Activity: Return only the lines from the one containing "What's the underlying" to the end of the entries below, exactly as written, both ends included.

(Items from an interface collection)
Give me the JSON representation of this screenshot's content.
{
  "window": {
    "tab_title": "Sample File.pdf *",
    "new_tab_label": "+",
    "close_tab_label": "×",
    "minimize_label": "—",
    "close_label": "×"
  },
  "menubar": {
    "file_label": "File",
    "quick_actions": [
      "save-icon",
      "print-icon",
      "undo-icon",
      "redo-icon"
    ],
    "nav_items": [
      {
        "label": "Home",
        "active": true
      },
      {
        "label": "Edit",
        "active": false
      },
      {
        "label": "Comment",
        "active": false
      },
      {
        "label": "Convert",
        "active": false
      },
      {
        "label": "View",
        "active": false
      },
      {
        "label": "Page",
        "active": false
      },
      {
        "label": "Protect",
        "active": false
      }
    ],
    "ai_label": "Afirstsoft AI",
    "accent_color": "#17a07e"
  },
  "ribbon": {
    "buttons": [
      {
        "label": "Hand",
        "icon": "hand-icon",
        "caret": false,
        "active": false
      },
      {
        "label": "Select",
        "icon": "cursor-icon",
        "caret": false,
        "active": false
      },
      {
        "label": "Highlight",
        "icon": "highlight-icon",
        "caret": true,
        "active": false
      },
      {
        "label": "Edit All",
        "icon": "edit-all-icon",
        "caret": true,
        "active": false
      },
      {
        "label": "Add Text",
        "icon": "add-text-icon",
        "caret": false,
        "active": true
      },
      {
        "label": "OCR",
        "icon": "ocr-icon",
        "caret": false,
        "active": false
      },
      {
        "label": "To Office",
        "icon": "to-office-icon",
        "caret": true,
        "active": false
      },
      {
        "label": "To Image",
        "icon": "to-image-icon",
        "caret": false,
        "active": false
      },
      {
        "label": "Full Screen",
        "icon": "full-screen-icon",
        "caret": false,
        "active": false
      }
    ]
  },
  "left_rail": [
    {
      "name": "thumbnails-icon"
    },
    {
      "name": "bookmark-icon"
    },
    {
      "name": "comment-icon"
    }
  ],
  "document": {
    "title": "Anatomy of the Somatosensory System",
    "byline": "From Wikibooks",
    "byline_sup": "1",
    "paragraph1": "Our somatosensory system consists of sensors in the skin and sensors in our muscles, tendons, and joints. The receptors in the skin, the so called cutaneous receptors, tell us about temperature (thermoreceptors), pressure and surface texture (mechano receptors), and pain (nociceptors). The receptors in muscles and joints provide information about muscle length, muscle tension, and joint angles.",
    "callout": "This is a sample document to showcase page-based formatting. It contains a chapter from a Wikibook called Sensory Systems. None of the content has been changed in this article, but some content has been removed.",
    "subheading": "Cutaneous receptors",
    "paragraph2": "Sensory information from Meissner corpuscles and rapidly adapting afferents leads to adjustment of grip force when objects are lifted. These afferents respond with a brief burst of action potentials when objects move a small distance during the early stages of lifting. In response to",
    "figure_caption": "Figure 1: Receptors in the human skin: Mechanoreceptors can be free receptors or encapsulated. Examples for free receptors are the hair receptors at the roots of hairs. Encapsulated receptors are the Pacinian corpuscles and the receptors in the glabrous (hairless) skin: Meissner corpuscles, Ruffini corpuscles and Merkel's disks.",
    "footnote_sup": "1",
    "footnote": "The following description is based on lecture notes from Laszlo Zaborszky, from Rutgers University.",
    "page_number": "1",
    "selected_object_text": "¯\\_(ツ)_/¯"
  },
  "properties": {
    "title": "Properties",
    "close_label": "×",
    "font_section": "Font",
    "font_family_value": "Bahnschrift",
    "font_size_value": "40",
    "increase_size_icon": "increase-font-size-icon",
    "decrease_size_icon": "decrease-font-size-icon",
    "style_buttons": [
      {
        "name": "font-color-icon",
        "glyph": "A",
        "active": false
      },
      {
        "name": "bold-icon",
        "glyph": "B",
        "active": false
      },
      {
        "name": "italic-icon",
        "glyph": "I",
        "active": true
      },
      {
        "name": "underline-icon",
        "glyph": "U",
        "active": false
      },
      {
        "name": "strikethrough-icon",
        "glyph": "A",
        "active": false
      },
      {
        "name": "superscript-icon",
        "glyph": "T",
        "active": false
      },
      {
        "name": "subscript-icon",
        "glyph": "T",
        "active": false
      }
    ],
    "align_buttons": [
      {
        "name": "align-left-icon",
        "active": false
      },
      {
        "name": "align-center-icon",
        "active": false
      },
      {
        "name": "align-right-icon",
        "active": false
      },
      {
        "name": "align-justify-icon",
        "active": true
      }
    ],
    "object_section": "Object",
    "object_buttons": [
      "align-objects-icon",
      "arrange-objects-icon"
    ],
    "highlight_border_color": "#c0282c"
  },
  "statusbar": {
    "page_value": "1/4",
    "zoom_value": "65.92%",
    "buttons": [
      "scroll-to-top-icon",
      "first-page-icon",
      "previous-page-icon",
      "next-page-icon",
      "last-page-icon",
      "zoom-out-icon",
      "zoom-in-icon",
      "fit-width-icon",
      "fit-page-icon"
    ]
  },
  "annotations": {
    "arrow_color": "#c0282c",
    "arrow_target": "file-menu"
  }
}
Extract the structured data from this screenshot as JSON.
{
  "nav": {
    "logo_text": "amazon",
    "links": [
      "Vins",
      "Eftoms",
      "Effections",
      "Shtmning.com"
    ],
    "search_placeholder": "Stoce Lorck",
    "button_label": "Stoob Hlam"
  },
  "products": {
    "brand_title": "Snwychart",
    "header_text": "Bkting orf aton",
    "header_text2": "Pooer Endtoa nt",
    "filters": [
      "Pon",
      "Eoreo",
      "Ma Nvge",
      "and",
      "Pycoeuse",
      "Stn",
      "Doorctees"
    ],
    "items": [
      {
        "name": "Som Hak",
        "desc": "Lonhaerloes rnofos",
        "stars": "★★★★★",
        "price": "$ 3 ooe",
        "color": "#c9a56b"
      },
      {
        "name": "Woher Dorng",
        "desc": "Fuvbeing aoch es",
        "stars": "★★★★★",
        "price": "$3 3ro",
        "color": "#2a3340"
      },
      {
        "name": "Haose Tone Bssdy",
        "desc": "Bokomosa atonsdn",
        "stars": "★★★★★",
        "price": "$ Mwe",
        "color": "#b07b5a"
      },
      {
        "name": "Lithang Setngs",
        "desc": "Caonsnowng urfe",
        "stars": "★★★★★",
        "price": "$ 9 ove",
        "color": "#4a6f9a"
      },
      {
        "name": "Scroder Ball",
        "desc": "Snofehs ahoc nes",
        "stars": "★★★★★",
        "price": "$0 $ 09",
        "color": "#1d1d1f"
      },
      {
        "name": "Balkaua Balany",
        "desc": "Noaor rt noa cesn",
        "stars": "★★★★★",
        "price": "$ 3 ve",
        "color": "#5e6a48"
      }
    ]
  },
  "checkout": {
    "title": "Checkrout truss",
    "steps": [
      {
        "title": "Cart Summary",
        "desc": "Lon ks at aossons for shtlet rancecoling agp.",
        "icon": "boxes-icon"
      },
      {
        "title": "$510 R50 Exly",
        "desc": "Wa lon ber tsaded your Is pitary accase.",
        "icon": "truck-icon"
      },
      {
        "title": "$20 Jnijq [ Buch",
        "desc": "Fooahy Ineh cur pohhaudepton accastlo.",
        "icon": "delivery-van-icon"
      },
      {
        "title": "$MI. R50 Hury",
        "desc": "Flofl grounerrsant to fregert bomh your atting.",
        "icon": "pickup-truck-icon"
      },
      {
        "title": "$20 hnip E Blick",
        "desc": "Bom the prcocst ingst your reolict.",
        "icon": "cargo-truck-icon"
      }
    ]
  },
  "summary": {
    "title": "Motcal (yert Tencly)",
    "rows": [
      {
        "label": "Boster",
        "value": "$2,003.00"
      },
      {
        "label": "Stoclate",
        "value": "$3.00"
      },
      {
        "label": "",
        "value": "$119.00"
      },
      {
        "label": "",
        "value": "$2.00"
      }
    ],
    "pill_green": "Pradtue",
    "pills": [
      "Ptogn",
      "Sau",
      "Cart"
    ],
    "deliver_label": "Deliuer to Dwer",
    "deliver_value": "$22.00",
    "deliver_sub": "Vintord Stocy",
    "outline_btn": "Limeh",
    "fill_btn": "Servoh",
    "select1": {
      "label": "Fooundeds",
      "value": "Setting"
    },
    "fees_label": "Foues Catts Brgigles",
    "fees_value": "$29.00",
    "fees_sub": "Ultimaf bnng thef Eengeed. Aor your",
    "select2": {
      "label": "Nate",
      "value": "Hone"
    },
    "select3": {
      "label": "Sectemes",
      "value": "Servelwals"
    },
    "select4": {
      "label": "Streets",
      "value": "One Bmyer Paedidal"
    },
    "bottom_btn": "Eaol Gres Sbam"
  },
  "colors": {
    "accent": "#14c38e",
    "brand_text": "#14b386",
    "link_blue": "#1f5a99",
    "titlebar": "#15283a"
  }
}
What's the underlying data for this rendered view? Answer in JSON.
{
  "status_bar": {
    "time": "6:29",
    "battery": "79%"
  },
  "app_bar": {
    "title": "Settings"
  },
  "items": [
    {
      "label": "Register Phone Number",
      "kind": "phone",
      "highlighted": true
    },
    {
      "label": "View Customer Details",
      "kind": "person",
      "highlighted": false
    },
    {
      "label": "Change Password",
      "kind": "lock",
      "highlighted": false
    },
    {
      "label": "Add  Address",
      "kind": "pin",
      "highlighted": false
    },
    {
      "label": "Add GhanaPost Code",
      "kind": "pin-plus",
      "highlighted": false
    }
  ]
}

Problem solution:
What's the underlying data for this rendered view? Answer in JSON.
{
  "status_bar": {
    "time": "6:29",
    "battery": "79%"
  },
  "app_bar": {
    "title": "Settings"
  },
  "items": [
    {
      "label": "Register Phone Number",
      "kind": "phone",
      "highlighted": true
    },
    {
      "label": "View Customer Details",
      "kind": "person",
      "highlighted": false
    },
    {
      "label": "Change Password",
      "kind": "lock",
      "highlighted": false
    },
    {
      "label": "Add  Address",
      "kind": "pin",
      "highlighted": false
    },
    {
      "label": "Add GhanaPost Code",
      "kind": "pin-plus",
      "highlighted": false
    }
  ]
}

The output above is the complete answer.